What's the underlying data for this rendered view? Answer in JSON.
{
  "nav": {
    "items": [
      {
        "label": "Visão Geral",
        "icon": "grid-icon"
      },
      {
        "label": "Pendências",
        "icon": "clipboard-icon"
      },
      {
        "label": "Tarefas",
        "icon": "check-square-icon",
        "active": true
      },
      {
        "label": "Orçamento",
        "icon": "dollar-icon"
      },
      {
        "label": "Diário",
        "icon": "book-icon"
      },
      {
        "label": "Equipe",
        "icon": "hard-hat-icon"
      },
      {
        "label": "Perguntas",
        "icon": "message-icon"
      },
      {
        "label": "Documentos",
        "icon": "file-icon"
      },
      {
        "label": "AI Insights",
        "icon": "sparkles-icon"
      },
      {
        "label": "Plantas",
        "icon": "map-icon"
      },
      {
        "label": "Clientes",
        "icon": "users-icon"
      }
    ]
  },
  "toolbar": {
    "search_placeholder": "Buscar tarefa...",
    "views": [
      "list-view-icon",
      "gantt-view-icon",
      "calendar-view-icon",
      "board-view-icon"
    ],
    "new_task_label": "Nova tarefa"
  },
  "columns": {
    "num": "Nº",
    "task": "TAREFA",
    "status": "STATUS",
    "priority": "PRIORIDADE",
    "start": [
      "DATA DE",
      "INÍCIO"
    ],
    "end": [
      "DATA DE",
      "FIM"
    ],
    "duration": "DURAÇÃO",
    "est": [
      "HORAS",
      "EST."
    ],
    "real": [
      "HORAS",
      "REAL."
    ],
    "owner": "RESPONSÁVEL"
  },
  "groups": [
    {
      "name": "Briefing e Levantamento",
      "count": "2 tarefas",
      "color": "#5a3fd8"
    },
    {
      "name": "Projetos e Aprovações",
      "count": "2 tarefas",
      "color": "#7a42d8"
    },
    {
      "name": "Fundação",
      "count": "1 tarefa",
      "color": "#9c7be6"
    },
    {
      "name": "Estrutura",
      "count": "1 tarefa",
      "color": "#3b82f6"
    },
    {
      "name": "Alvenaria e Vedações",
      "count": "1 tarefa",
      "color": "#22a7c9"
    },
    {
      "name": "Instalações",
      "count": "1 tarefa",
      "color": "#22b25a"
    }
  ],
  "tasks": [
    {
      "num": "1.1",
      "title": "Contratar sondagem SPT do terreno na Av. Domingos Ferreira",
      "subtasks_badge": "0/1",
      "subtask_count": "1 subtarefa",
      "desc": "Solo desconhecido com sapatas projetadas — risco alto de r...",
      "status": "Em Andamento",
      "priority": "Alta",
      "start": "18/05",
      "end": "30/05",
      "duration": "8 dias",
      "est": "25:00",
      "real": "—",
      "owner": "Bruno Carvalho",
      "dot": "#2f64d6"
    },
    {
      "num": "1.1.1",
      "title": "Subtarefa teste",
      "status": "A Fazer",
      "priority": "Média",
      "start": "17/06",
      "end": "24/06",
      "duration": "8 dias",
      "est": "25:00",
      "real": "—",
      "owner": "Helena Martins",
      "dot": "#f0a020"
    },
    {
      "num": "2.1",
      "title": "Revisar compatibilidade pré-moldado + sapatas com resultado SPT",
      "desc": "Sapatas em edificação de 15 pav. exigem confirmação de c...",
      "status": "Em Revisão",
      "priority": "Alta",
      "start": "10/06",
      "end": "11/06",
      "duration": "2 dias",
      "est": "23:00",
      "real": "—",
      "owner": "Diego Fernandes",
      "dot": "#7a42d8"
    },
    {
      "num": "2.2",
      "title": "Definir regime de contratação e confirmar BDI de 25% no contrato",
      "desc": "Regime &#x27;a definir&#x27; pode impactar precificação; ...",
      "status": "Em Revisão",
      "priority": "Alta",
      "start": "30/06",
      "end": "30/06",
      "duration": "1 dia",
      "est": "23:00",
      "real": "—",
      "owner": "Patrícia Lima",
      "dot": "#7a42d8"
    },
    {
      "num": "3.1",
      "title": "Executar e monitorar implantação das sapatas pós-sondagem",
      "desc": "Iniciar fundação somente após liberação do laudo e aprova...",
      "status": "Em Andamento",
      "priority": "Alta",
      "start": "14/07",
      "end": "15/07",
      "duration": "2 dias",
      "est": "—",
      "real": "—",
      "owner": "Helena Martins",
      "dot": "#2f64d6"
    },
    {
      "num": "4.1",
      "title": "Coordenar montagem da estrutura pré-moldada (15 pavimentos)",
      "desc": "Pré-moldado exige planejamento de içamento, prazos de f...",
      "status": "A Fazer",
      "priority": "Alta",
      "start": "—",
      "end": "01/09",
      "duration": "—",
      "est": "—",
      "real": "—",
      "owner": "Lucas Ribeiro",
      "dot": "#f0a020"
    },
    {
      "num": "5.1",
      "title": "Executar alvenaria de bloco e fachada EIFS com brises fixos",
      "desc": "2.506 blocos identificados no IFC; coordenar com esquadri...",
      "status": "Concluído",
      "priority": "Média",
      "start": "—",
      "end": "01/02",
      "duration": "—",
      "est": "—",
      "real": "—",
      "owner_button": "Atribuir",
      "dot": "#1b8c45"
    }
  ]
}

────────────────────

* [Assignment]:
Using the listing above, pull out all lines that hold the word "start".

* [Response]:
    "start": [
      "start": "18/05",
      "start": "17/06",
      "start": "10/06",
      "start": "30/06",
      "start": "14/07",
      "start": "—",
      "start": "—",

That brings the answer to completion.